121 Challenge

People waiting outside the clinic that was set up by Amplify in Cambodia Steve by Rene Rossignaud

A group of Maltese people, including radio personality and comedian Steve Hili, are aiming to eat on €1.21 a day for five days in order to raise awareness about extreme poverty in the world, and to raise funds to change lives in one of the poorest countries on the planet.

The 121 challenge was inspired by the global Live Below the Line movement and  is being led locally by members of the NGO Amplify. This challenge aims to bring into focus some of the experiences of the 1.2 billion people around the world who live in extreme poverty.

At the same time the Amplify team aims to collect funds to continue to support a medical centre which the group set up in Southern Cambodia in 2008 and which continues to transformed the lives of some of the poorest people in the world.

Why €1.21? Steve explains.

‘In 2005 The World Bank defined The International Extreme Poverty Line at $1.25. If you live on less than that you are considered to be living in extreme poverty. Some people might say that $1.25 is actually quite a lot for people living in developing countries. But that is wrong. The figure of $1.25 was reached by working out how much you would have to live on if you were living in extreme poverty in the USA.

The Live Below the Line movement has worked out what living like this this would be equal to in countries where the challenge is being held. After factoring in inflation and the values of goods they came up with national figures. £1 in the UK. $2 in Australia etc.

Pinning ourselves  to the UK (as the closest country where Live Below the Line is being done) exchange rates dictated that the participants would have to live on €1.21 a day. So that is what we’re doing.’

Amplify was set up after Steve and his wife Kathryn spent a year and a half living in Cambodia and Namibia doing volunteer work.  It was whilst in Cambodia, working with youths with disabilities that Steve and Kathryn were told about the essential need to set up a medical centre to service people in the remote village of Kampot.

Soon friends and family, especially Steve’s sister Alexandra (who is also doing the challenge) got involved with fundraising for the centre and within months it was set up, functioning, and actually changing lives.

‘For us, respect and partnerships are the cornerstones of any development work. Long-term volunteering really opened our eyes to the fact that us ‘westeners’ do not have all the answers to the ills of the world. So when we were told that our local partners felt that a medical centre was essential and that they needed some help with that, we got really excited. The centre has now been running for a number of years, providing free consultation and medicine for, amongst others new mothers, children and young people with disabilities and is doing great work but still needs some assistance as it strives to become more sustainable. We hope that we can provide some through the 121 challenge.

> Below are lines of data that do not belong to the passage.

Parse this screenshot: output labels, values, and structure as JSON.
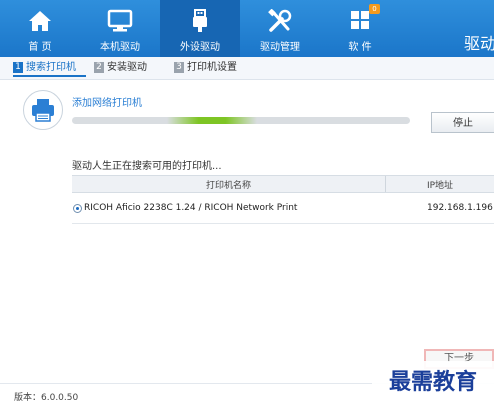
{
  "nav": {
    "items": [
      {
        "label": "首 页",
        "icon": "home-icon"
      },
      {
        "label": "本机驱动",
        "icon": "monitor-icon"
      },
      {
        "label": "外设驱动",
        "icon": "usb-icon"
      },
      {
        "label": "驱动管理",
        "icon": "tools-icon"
      },
      {
        "label": "软 件",
        "icon": "apps-grid-icon"
      }
    ],
    "active_index": 2,
    "software_badge": "0",
    "brand_text": "驱动"
  },
  "steps": [
    {
      "num": "1",
      "label": "搜索打印机"
    },
    {
      "num": "2",
      "label": "安装驱动"
    },
    {
      "num": "3",
      "label": "打印机设置"
    }
  ],
  "add_printer": {
    "title": "添加网络打印机",
    "stop_label": "停止"
  },
  "search": {
    "status": "驱动人生正在搜索可用的打印机...",
    "columns": [
      "打印机名称",
      "IP地址"
    ],
    "rows": [
      {
        "name": "RICOH Aficio 2238C 1.24 / RICOH Network Print",
        "ip": "192.168.1.196",
        "selected": true
      }
    ]
  },
  "next_label": "下一步",
  "footer": {
    "version": "版本：6.0.0.50"
  },
  "watermark": "最需教育",
  "colors": {
    "nav_bg": "#1b76c9",
    "nav_active": "#1766b3",
    "accent": "#1a73c7",
    "progress": "#7ec524",
    "badge": "#f59a1c"
  }
}
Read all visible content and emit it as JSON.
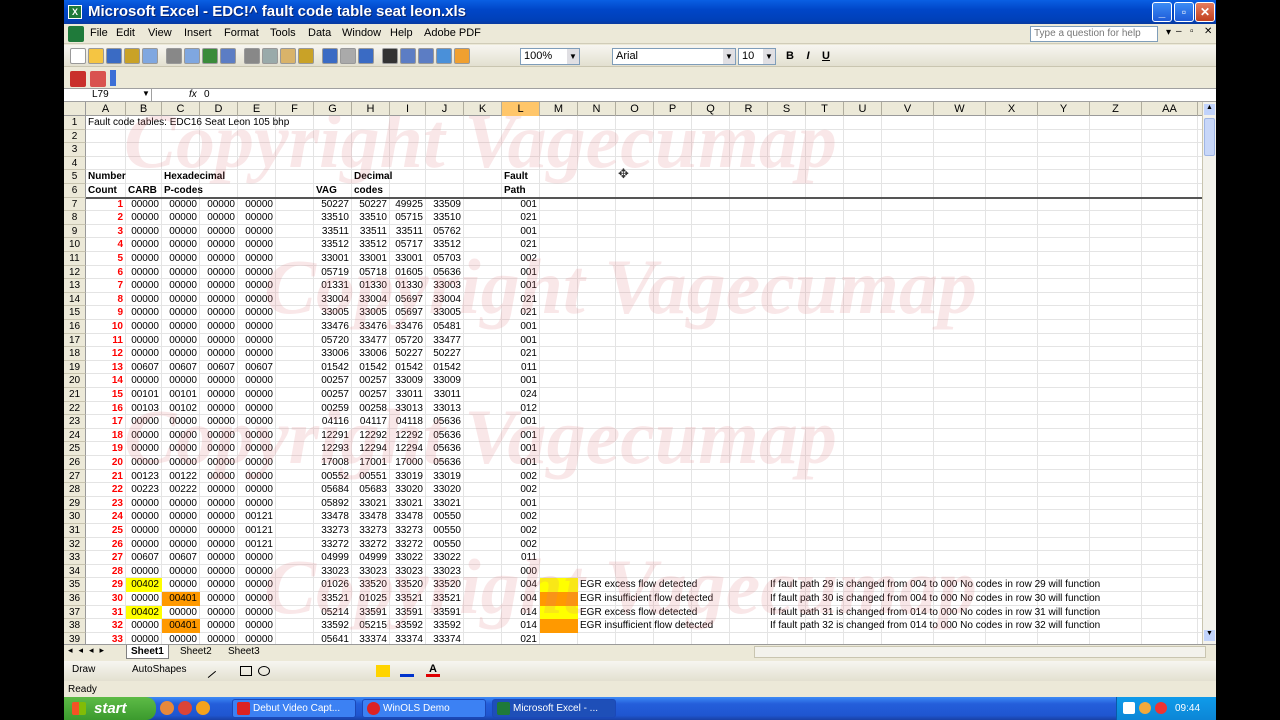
{
  "window": {
    "title": "Microsoft Excel - EDC!^ fault code table seat leon.xls",
    "app_icon": "X"
  },
  "menu": {
    "items": [
      "File",
      "Edit",
      "View",
      "Insert",
      "Format",
      "Tools",
      "Data",
      "Window",
      "Help",
      "Adobe PDF"
    ],
    "help_placeholder": "Type a question for help"
  },
  "toolbar": {
    "zoom": "100%",
    "font": "Arial",
    "font_size": "10",
    "bold": "B",
    "italic": "I",
    "underline": "U",
    "sigma": "Σ"
  },
  "formula": {
    "name_box": "L79",
    "fx": "fx",
    "value": "0"
  },
  "columns": [
    "A",
    "B",
    "C",
    "D",
    "E",
    "F",
    "G",
    "H",
    "I",
    "J",
    "K",
    "L",
    "M",
    "N",
    "O",
    "P",
    "Q",
    "R",
    "S",
    "T",
    "U",
    "V",
    "W",
    "X",
    "Y",
    "Z",
    "AA"
  ],
  "rows": {
    "numbers": [
      "1",
      "2",
      "3",
      "4",
      "5",
      "6",
      "7",
      "8",
      "9",
      "10",
      "11",
      "12",
      "13",
      "14",
      "15",
      "16",
      "17",
      "18",
      "19",
      "20",
      "21",
      "22",
      "23",
      "24",
      "25",
      "26",
      "27",
      "28",
      "29",
      "30",
      "31",
      "32",
      "33",
      "34",
      "35",
      "36",
      "37",
      "38",
      "39"
    ],
    "title": "Fault code tables: EDC16 Seat Leon 105 bhp",
    "headers5": {
      "a": "Number",
      "c": "Hexadecimal",
      "h": "Decimal",
      "l": "Fault"
    },
    "headers6": {
      "a": "Count",
      "b": "CARB",
      "c": "P-codes",
      "g": "VAG",
      "h": "codes",
      "l": "Path"
    },
    "data": [
      [
        "1",
        "00000",
        "00000",
        "00000",
        "00000",
        "50227",
        "50227",
        "49925",
        "33509",
        "001"
      ],
      [
        "2",
        "00000",
        "00000",
        "00000",
        "00000",
        "33510",
        "33510",
        "05715",
        "33510",
        "021"
      ],
      [
        "3",
        "00000",
        "00000",
        "00000",
        "00000",
        "33511",
        "33511",
        "33511",
        "05762",
        "001"
      ],
      [
        "4",
        "00000",
        "00000",
        "00000",
        "00000",
        "33512",
        "33512",
        "05717",
        "33512",
        "021"
      ],
      [
        "5",
        "00000",
        "00000",
        "00000",
        "00000",
        "33001",
        "33001",
        "33001",
        "05703",
        "002"
      ],
      [
        "6",
        "00000",
        "00000",
        "00000",
        "00000",
        "05719",
        "05718",
        "01605",
        "05636",
        "001"
      ],
      [
        "7",
        "00000",
        "00000",
        "00000",
        "00000",
        "01331",
        "01330",
        "01330",
        "33003",
        "001"
      ],
      [
        "8",
        "00000",
        "00000",
        "00000",
        "00000",
        "33004",
        "33004",
        "05697",
        "33004",
        "021"
      ],
      [
        "9",
        "00000",
        "00000",
        "00000",
        "00000",
        "33005",
        "33005",
        "05697",
        "33005",
        "021"
      ],
      [
        "10",
        "00000",
        "00000",
        "00000",
        "00000",
        "33476",
        "33476",
        "33476",
        "05481",
        "001"
      ],
      [
        "11",
        "00000",
        "00000",
        "00000",
        "00000",
        "05720",
        "33477",
        "05720",
        "33477",
        "001"
      ],
      [
        "12",
        "00000",
        "00000",
        "00000",
        "00000",
        "33006",
        "33006",
        "50227",
        "50227",
        "021"
      ],
      [
        "13",
        "00607",
        "00607",
        "00607",
        "00607",
        "01542",
        "01542",
        "01542",
        "01542",
        "011"
      ],
      [
        "14",
        "00000",
        "00000",
        "00000",
        "00000",
        "00257",
        "00257",
        "33009",
        "33009",
        "001"
      ],
      [
        "15",
        "00101",
        "00101",
        "00000",
        "00000",
        "00257",
        "00257",
        "33011",
        "33011",
        "024"
      ],
      [
        "16",
        "00103",
        "00102",
        "00000",
        "00000",
        "00259",
        "00258",
        "33013",
        "33013",
        "012"
      ],
      [
        "17",
        "00000",
        "00000",
        "00000",
        "00000",
        "04116",
        "04117",
        "04118",
        "05636",
        "001"
      ],
      [
        "18",
        "00000",
        "00000",
        "00000",
        "00000",
        "12291",
        "12292",
        "12292",
        "05636",
        "001"
      ],
      [
        "19",
        "00000",
        "00000",
        "00000",
        "00000",
        "12293",
        "12294",
        "12294",
        "05636",
        "001"
      ],
      [
        "20",
        "00000",
        "00000",
        "00000",
        "00000",
        "17008",
        "17001",
        "17000",
        "05636",
        "001"
      ],
      [
        "21",
        "00123",
        "00122",
        "00000",
        "00000",
        "00552",
        "00551",
        "33019",
        "33019",
        "002"
      ],
      [
        "22",
        "00223",
        "00222",
        "00000",
        "00000",
        "05684",
        "05683",
        "33020",
        "33020",
        "002"
      ],
      [
        "23",
        "00000",
        "00000",
        "00000",
        "00000",
        "05892",
        "33021",
        "33021",
        "33021",
        "001"
      ],
      [
        "24",
        "00000",
        "00000",
        "00000",
        "00121",
        "33478",
        "33478",
        "33478",
        "00550",
        "002"
      ],
      [
        "25",
        "00000",
        "00000",
        "00000",
        "00121",
        "33273",
        "33273",
        "33273",
        "00550",
        "002"
      ],
      [
        "26",
        "00000",
        "00000",
        "00000",
        "00121",
        "33272",
        "33272",
        "33272",
        "00550",
        "002"
      ],
      [
        "27",
        "00607",
        "00607",
        "00000",
        "00000",
        "04999",
        "04999",
        "33022",
        "33022",
        "011"
      ],
      [
        "28",
        "00000",
        "00000",
        "00000",
        "00000",
        "33023",
        "33023",
        "33023",
        "33023",
        "000"
      ],
      [
        "29",
        "00402",
        "00000",
        "00000",
        "00000",
        "01026",
        "33520",
        "33520",
        "33520",
        "004"
      ],
      [
        "30",
        "00000",
        "00401",
        "00000",
        "00000",
        "33521",
        "01025",
        "33521",
        "33521",
        "004"
      ],
      [
        "31",
        "00402",
        "00000",
        "00000",
        "00000",
        "05214",
        "33591",
        "33591",
        "33591",
        "014"
      ],
      [
        "32",
        "00000",
        "00401",
        "00000",
        "00000",
        "33592",
        "05215",
        "33592",
        "33592",
        "014"
      ],
      [
        "33",
        "00000",
        "00000",
        "00000",
        "00000",
        "05641",
        "33374",
        "33374",
        "33374",
        "021"
      ]
    ],
    "notes": [
      {
        "row": 35,
        "desc": "EGR excess flow detected",
        "comment": "If fault path 29 is changed from 004 to 000 No codes in row 29 will function"
      },
      {
        "row": 36,
        "desc": "EGR insufficient flow detected",
        "comment": "If fault path 30 is changed from 004 to 000 No codes in row 30 will function"
      },
      {
        "row": 37,
        "desc": "EGR excess flow detected",
        "comment": "If fault path 31 is changed from 014 to 000 No codes in row 31 will function"
      },
      {
        "row": 38,
        "desc": "EGR insufficient flow detected",
        "comment": "If fault path 32 is changed from 014 to 000 No codes in row 32 will function"
      }
    ]
  },
  "watermark": "Copyright Vagecumap",
  "sheets": [
    "Sheet1",
    "Sheet2",
    "Sheet3"
  ],
  "drawbar": {
    "draw": "Draw",
    "autoshapes": "AutoShapes"
  },
  "status": "Ready",
  "taskbar": {
    "start": "start",
    "tasks": [
      "Debut Video Capt...",
      "WinOLS Demo",
      "Microsoft Excel - ..."
    ],
    "clock": "09:44"
  },
  "colors": {
    "yellow": "#FFFF00",
    "orange": "#FF9900",
    "selected_col": "#FFC66A"
  }
}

And how possible is it to live on €1.21?

Steve said ‘Well €1.21 is the amount we can spend on food every day. We can have as much tap water as we want. As you can see I am desperately trying to look on the bright side. But I am starving just thinking about it!’

The 121 challenge is being held from Monday 12th May to Friday 16th May. If you would like to take part contact the Amplify team on amplifymalta@gmail.com

Donations can be made  on www.betternow.org/mt/amplify

You can also follow all the goings on at www.the121challenge.blogspot.com and on facebook ( The 121 Challenge)